TASK GOAL: Please reproduce each line of the data below as it stands.
##### RECORDS FOR PROCESSING
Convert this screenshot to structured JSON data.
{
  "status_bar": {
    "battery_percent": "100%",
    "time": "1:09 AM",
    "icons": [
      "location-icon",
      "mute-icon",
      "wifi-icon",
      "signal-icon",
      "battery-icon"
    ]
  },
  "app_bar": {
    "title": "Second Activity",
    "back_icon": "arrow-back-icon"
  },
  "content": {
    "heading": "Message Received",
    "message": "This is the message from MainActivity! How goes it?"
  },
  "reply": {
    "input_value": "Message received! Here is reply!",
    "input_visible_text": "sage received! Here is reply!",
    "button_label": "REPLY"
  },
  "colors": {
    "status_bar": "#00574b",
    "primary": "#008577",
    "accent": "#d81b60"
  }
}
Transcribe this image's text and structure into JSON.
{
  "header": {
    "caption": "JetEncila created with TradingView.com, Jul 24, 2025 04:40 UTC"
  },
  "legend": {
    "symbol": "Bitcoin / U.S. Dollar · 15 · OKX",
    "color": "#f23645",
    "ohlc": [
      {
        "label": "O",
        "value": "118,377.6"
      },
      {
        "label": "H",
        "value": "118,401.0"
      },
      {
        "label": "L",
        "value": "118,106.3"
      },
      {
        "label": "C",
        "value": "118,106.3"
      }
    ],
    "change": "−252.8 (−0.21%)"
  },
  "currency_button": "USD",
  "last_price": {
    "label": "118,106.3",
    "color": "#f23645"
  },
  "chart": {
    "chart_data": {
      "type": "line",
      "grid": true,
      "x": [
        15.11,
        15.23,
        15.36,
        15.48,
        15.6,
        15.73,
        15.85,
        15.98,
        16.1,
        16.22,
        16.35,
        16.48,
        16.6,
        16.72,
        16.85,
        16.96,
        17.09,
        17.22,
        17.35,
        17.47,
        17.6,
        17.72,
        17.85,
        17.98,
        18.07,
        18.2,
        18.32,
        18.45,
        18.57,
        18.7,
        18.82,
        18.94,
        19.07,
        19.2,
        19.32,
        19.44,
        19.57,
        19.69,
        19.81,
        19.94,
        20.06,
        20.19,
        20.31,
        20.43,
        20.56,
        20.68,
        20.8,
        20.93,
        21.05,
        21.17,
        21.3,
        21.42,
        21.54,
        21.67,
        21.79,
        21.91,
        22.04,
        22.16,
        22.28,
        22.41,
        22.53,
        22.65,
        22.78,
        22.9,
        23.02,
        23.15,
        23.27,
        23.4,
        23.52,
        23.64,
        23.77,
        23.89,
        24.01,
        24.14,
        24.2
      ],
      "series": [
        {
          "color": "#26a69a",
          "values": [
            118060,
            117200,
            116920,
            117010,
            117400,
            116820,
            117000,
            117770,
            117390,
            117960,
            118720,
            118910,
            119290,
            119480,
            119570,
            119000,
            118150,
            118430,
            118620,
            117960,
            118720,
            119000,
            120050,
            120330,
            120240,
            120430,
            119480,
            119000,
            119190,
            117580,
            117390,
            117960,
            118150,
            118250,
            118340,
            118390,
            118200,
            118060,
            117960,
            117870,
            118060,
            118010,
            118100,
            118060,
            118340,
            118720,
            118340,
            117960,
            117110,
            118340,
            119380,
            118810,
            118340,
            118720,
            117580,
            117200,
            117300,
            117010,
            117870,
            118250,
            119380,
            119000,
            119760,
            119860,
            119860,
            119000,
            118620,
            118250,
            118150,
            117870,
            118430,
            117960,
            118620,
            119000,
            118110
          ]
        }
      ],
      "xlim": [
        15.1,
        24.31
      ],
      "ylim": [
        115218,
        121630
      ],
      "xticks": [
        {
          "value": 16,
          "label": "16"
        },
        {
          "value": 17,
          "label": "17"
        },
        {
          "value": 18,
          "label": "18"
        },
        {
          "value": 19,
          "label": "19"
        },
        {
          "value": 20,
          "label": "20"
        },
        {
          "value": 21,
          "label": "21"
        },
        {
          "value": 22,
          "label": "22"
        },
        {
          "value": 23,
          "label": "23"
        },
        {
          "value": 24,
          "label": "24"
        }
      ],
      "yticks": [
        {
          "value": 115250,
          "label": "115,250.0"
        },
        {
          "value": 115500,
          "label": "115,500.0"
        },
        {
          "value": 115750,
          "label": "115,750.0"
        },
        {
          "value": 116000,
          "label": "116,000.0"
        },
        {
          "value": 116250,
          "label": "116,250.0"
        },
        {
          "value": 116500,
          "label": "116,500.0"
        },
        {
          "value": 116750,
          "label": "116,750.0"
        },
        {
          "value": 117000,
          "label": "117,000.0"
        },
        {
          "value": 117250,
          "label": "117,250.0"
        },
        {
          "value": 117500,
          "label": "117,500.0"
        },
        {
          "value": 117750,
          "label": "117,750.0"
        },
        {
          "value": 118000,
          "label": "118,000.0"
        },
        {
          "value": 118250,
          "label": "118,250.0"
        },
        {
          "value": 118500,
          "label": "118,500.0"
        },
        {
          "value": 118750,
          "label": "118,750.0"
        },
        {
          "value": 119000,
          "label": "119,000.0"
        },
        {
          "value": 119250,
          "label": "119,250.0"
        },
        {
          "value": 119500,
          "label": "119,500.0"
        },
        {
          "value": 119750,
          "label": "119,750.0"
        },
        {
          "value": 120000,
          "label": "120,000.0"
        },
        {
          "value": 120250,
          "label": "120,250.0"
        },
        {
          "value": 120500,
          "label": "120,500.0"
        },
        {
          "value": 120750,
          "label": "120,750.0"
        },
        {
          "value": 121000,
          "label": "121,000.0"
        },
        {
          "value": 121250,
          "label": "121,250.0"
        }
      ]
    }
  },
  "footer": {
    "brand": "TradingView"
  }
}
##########
PROBLEM SOLUTION:
Convert this screenshot to structured JSON data.
{
  "status_bar": {
    "battery_percent": "100%",
    "time": "1:09 AM",
    "icons": [
      "location-icon",
      "mute-icon",
      "wifi-icon",
      "signal-icon",
      "battery-icon"
    ]
  },
  "app_bar": {
    "title": "Second Activity",
    "back_icon": "arrow-back-icon"
  },
  "content": {
    "heading": "Message Received",
    "message": "This is the message from MainActivity! How goes it?"
  },
  "reply": {
    "input_value": "Message received! Here is reply!",
    "input_visible_text": "sage received! Here is reply!",
    "button_label": "REPLY"
  },
  "colors": {
    "status_bar": "#00574b",
    "primary": "#008577",
    "accent": "#d81b60"
  }
}
Transcribe this image's text and structure into JSON.
{
  "header": {
    "caption": "JetEncila created with TradingView.com, Jul 24, 2025 04:40 UTC"
  },
  "legend": {
    "symbol": "Bitcoin / U.S. Dollar · 15 · OKX",
    "color": "#f23645",
    "ohlc": [
      {
        "label": "O",
        "value": "118,377.6"
      },
      {
        "label": "H",
        "value": "118,401.0"
      },
      {
        "label": "L",
        "value": "118,106.3"
      },
      {
        "label": "C",
        "value": "118,106.3"
      }
    ],
    "change": "−252.8 (−0.21%)"
  },
  "currency_button": "USD",
  "last_price": {
    "label": "118,106.3",
    "color": "#f23645"
  },
  "chart": {
    "chart_data": {
      "type": "line",
      "grid": true,
      "x": [
        15.11,
        15.23,
        15.36,
        15.48,
        15.6,
        15.73,
        15.85,
        15.98,
        16.1,
        16.22,
        16.35,
        16.48,
        16.6,
        16.72,
        16.85,
        16.96,
        17.09,
        17.22,
        17.35,
        17.47,
        17.6,
        17.72,
        17.85,
        17.98,
        18.07,
        18.2,
        18.32,
        18.45,
        18.57,
        18.7,
        18.82,
        18.94,
        19.07,
        19.2,
        19.32,
        19.44,
        19.57,
        19.69,
        19.81,
        19.94,
        20.06,
        20.19,
        20.31,
        20.43,
        20.56,
        20.68,
        20.8,
        20.93,
        21.05,
        21.17,
        21.3,
        21.42,
        21.54,
        21.67,
        21.79,
        21.91,
        22.04,
        22.16,
        22.28,
        22.41,
        22.53,
        22.65,
        22.78,
        22.9,
        23.02,
        23.15,
        23.27,
        23.4,
        23.52,
        23.64,
        23.77,
        23.89,
        24.01,
        24.14,
        24.2
      ],
      "series": [
        {
          "color": "#26a69a",
          "values": [
            118060,
            117200,
            116920,
            117010,
            117400,
            116820,
            117000,
            117770,
            117390,
            117960,
            118720,
            118910,
            119290,
            119480,
            119570,
            119000,
            118150,
            118430,
            118620,
            117960,
            118720,
            119000,
            120050,
            120330,
            120240,
            120430,
            119480,
            119000,
            119190,
            117580,
            117390,
            117960,
            118150,
            118250,
            118340,
            118390,
            118200,
            118060,
            117960,
            117870,
            118060,
            118010,
            118100,
            118060,
            118340,
            118720,
            118340,
            117960,
            117110,
            118340,
            119380,
            118810,
            118340,
            118720,
            117580,
            117200,
            117300,
            117010,
            117870,
            118250,
            119380,
            119000,
            119760,
            119860,
            119860,
            119000,
            118620,
            118250,
            118150,
            117870,
            118430,
            117960,
            118620,
            119000,
            118110
          ]
        }
      ],
      "xlim": [
        15.1,
        24.31
      ],
      "ylim": [
        115218,
        121630
      ],
      "xticks": [
        {
          "value": 16,
          "label": "16"
        },
        {
          "value": 17,
          "label": "17"
        },
        {
          "value": 18,
          "label": "18"
        },
        {
          "value": 19,
          "label": "19"
        },
        {
          "value": 20,
          "label": "20"
        },
        {
          "value": 21,
          "label": "21"
        },
        {
          "value": 22,
          "label": "22"
        },
        {
          "value": 23,
          "label": "23"
        },
        {
          "value": 24,
          "label": "24"
        }
      ],
      "yticks": [
        {
          "value": 115250,
          "label": "115,250.0"
        },
        {
          "value": 115500,
          "label": "115,500.0"
        },
        {
          "value": 115750,
          "label": "115,750.0"
        },
        {
          "value": 116000,
          "label": "116,000.0"
        },
        {
          "value": 116250,
          "label": "116,250.0"
        },
        {
          "value": 116500,
          "label": "116,500.0"
        },
        {
          "value": 116750,
          "label": "116,750.0"
        },
        {
          "value": 117000,
          "label": "117,000.0"
        },
        {
          "value": 117250,
          "label": "117,250.0"
        },
        {
          "value": 117500,
          "label": "117,500.0"
        },
        {
          "value": 117750,
          "label": "117,750.0"
        },
        {
          "value": 118000,
          "label": "118,000.0"
        },
        {
          "value": 118250,
          "label": "118,250.0"
        },
        {
          "value": 118500,
          "label": "118,500.0"
        },
        {
          "value": 118750,
          "label": "118,750.0"
        },
        {
          "value": 119000,
          "label": "119,000.0"
        },
        {
          "value": 119250,
          "label": "119,250.0"
        },
        {
          "value": 119500,
          "label": "119,500.0"
        },
        {
          "value": 119750,
          "label": "119,750.0"
        },
        {
          "value": 120000,
          "label": "120,000.0"
        },
        {
          "value": 120250,
          "label": "120,250.0"
        },
        {
          "value": 120500,
          "label": "120,500.0"
        },
        {
          "value": 120750,
          "label": "120,750.0"
        },
        {
          "value": 121000,
          "label": "121,000.0"
        },
        {
          "value": 121250,
          "label": "121,250.0"
        }
      ]
    }
  },
  "footer": {
    "brand": "TradingView"
  }
}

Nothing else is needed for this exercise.